thing over and over again and expecting different
results,” is particularly appropriate in this regard.
It’s time to begin to think differently. The key question is why are the standard treatments, including
defibrillation and ACLS therapies, not effective for
this particular patient? In adult out-of-hospital
refractory cardiac arrest, when the patient repeatedly reverts to, or stays in, v fib, the usual cause is
a catastrophic coronary issue, i.e., acute closure
of the left main coronary artery or its equivalent.
What’s needed in these cases is rapid reperfusion
of the occluded coronary, while providing some
systemic circulation to the central nervous sys-
tem and the myocardium. Following reperfusion,
defibrillation then has a real chance of success in
restoring spontaneous circulation.
A new paradigm for those with v fib refractory
out-of-hospital cardiac arrest is now on the horizon. Rather than the usual approach of “stay and
play, … and play, … and play some more,” a better
scenario appears to be to “load and go”—perhaps
better described as “scoop and treat on the way” to
the catheterization laboratory.
The concept is relatively simple. If an
acutely occluded coronary is preventing
any meaningful coronary blood flow
from reaching the myocardium, the
resultant ischemic myocardial milieu
is preventing establishment of a sustained perfusing rhythm. Continued efforts to
defibrillate will likely be futile until the occluded
coronary is reperfused and the milieu changed.
Acute reperfusion of an occluded coronary during cardiac arrest is best accomplished by primary
angioplasty in the catheterization laboratory as
opposed to IV thrombolytics.
The European TROICA trial found no survival
benefit when TNK was administered to refractory
OHCA patients.
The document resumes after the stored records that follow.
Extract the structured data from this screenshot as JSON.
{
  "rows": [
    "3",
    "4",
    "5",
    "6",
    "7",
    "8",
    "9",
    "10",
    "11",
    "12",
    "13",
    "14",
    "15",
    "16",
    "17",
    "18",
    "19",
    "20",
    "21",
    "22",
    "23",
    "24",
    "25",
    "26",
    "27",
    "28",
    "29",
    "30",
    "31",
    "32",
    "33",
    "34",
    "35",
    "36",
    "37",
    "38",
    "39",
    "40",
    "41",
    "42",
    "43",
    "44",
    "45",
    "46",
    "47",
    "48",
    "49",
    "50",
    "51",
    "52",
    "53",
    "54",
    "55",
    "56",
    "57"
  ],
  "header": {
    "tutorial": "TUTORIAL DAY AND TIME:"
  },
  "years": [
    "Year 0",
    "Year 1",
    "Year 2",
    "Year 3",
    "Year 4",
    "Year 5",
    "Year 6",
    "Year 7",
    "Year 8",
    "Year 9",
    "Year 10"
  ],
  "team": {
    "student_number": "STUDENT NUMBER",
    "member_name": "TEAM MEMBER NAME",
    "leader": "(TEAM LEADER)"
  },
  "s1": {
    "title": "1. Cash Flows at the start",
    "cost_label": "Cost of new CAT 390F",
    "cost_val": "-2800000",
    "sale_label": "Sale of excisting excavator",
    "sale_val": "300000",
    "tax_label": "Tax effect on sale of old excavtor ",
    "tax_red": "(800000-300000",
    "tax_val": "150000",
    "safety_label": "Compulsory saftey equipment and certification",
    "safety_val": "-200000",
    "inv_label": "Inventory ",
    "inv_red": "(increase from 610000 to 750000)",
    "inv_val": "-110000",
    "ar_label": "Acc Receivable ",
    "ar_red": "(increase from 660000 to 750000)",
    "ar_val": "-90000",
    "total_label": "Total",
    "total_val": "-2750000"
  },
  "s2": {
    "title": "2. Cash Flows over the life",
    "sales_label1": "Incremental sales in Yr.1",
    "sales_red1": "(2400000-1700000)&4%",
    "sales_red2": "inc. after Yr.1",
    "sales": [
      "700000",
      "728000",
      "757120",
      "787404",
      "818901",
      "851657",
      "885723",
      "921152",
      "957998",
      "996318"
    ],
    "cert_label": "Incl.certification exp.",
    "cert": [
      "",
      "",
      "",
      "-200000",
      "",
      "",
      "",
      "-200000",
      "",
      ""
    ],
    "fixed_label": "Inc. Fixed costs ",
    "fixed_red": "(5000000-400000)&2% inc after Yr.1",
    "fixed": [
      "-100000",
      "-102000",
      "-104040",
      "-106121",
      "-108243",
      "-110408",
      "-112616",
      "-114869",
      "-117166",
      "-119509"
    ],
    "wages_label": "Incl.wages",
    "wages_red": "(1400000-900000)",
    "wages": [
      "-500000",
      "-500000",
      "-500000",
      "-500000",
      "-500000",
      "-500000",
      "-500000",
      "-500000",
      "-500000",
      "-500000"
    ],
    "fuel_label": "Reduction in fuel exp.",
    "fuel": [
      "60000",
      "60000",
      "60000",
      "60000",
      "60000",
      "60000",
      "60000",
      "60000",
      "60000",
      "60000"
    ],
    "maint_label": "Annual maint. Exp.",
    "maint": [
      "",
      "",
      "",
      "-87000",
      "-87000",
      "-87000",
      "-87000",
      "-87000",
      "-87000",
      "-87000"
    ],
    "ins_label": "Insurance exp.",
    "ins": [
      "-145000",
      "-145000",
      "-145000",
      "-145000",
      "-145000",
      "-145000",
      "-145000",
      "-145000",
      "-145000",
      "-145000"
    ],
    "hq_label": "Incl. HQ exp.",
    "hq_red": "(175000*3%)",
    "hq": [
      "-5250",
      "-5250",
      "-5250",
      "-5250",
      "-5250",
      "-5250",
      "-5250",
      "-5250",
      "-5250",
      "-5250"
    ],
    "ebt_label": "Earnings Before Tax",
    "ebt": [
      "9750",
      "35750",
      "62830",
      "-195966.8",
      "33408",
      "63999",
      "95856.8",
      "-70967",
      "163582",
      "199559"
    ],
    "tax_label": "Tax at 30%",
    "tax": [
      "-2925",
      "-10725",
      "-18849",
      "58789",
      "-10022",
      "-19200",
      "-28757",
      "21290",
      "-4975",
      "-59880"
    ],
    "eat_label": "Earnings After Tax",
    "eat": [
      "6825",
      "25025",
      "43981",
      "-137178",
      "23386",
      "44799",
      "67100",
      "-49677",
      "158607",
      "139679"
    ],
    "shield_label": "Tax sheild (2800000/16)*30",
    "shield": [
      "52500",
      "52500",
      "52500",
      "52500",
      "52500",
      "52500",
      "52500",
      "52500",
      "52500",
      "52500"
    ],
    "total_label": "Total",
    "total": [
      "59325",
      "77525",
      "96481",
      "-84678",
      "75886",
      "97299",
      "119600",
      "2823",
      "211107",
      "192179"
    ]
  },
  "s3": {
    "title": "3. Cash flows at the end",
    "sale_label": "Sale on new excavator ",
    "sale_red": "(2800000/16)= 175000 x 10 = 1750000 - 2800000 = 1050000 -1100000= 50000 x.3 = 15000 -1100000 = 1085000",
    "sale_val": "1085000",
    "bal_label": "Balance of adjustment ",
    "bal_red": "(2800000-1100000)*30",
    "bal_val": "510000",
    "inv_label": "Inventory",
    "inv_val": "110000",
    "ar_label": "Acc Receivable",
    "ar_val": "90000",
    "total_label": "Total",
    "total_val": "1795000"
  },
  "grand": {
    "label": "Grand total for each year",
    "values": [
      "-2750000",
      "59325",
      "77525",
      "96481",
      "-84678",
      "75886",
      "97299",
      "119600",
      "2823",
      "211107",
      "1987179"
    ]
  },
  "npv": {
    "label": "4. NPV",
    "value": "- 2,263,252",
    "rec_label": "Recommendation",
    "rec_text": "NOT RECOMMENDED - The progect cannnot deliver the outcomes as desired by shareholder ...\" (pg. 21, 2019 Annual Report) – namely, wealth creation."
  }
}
Table 1, p. 4, summarizes both
patient demographics and treatment results from
this trial. The principal investigator suggested that
elimination of those with suspected pulmonary
emboli as the cause of their cardiac arrest may have
eliminated an important subgroup for whom such
a strategy might have been beneficial.
PCI for Reperfusion
Just as primary percutaneous coronary interven-
tion (PPCI) has become the preferred method of
reperfusion in ST-segment elevation myocardial
infarction (STEMI) patients, it also appears to be the
best option for successful reperfusion during car-
diac arrest, given the results of the TROICA study.
If timely reperfusion with PPCI is desirable for
those with refractory OHCA, the next pragmatic
question is how to get them to the hospital while
providing systemic circulatory support to their
brain and heart during transport? The answer:
mechanical chest compression devices.
According to the few studies that have looked
at their impact on resuscitation, such devices have
failed to improve overall outcomes when used rou-
tinely for all OHCA patients.
6, 7 Nevertheless, the
current cardiopulmonary guidelines recommend
their consideration in some special circumstances,
such as during transport when CPR is necessary.
The American Heart Association 2015 CPR and
ECC guidelines note, “The use of mechanical pis-
ton devices may be considered in specific settings
where the delivery of high-quality manual com-
pressions may be challenging or dangerous for the
Mechanical chest compression devices
improve the quality of CPR being
delivered and can help ensure the safety
of rescuers in a moving ambulance.
PHOTO COURTESY PH YSIO-CONTROL